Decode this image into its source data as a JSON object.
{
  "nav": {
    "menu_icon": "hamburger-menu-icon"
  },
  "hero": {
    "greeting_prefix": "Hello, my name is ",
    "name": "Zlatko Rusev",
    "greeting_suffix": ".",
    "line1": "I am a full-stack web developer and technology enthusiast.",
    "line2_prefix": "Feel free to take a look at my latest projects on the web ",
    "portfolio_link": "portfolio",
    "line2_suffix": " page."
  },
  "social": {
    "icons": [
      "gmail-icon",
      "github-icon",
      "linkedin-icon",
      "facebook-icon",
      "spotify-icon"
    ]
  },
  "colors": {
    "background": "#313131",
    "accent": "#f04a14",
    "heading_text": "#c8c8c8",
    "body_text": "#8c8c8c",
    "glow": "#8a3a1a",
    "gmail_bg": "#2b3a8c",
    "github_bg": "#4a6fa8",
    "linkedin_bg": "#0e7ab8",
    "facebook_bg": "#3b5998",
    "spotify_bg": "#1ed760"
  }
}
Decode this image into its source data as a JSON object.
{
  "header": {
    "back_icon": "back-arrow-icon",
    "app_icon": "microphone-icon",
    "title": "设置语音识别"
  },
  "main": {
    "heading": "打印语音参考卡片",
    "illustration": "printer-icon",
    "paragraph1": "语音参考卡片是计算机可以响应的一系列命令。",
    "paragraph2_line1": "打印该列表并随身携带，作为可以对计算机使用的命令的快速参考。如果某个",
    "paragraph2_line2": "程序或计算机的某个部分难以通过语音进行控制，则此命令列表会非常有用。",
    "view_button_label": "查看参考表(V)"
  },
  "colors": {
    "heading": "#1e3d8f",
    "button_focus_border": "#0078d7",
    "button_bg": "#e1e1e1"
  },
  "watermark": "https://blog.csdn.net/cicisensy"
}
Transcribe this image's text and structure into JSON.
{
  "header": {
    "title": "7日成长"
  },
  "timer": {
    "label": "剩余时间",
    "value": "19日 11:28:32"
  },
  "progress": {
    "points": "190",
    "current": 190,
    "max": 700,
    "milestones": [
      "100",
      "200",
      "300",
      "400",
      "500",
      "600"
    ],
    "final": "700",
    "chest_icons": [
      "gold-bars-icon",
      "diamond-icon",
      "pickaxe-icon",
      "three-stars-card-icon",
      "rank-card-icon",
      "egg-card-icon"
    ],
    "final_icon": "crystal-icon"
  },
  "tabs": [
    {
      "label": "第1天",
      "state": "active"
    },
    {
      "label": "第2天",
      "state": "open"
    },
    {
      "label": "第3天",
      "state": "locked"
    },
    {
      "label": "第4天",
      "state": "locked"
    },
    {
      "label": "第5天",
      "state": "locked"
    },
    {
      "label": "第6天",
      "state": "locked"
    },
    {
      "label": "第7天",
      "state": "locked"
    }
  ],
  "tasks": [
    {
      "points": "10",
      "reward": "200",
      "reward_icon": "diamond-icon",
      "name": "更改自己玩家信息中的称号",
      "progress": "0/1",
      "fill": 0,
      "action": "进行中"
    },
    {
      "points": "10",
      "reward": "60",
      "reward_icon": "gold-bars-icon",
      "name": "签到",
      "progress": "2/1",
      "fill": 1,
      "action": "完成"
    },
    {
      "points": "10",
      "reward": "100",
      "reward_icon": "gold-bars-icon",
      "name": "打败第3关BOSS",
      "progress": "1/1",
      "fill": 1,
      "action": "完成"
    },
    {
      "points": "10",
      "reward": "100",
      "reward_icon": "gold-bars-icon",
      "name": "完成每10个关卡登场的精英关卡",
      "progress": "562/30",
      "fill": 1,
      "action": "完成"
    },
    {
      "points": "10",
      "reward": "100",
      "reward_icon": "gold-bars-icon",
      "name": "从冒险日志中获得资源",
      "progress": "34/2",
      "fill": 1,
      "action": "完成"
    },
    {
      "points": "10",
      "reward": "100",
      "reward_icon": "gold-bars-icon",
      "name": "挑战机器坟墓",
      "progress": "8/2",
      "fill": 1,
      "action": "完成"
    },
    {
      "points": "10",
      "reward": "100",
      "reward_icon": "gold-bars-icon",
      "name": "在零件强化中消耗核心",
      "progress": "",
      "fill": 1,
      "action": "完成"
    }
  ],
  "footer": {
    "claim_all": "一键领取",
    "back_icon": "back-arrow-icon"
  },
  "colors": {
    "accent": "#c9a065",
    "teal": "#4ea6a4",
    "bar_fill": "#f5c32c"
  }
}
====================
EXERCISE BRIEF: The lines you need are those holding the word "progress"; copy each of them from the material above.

RESPONSE AREA:
  "progress": {
      "progress": "0/1",
      "progress": "2/1",
      "progress": "1/1",
      "progress": "562/30",
      "progress": "34/2",
      "progress": "8/2",
      "progress": "",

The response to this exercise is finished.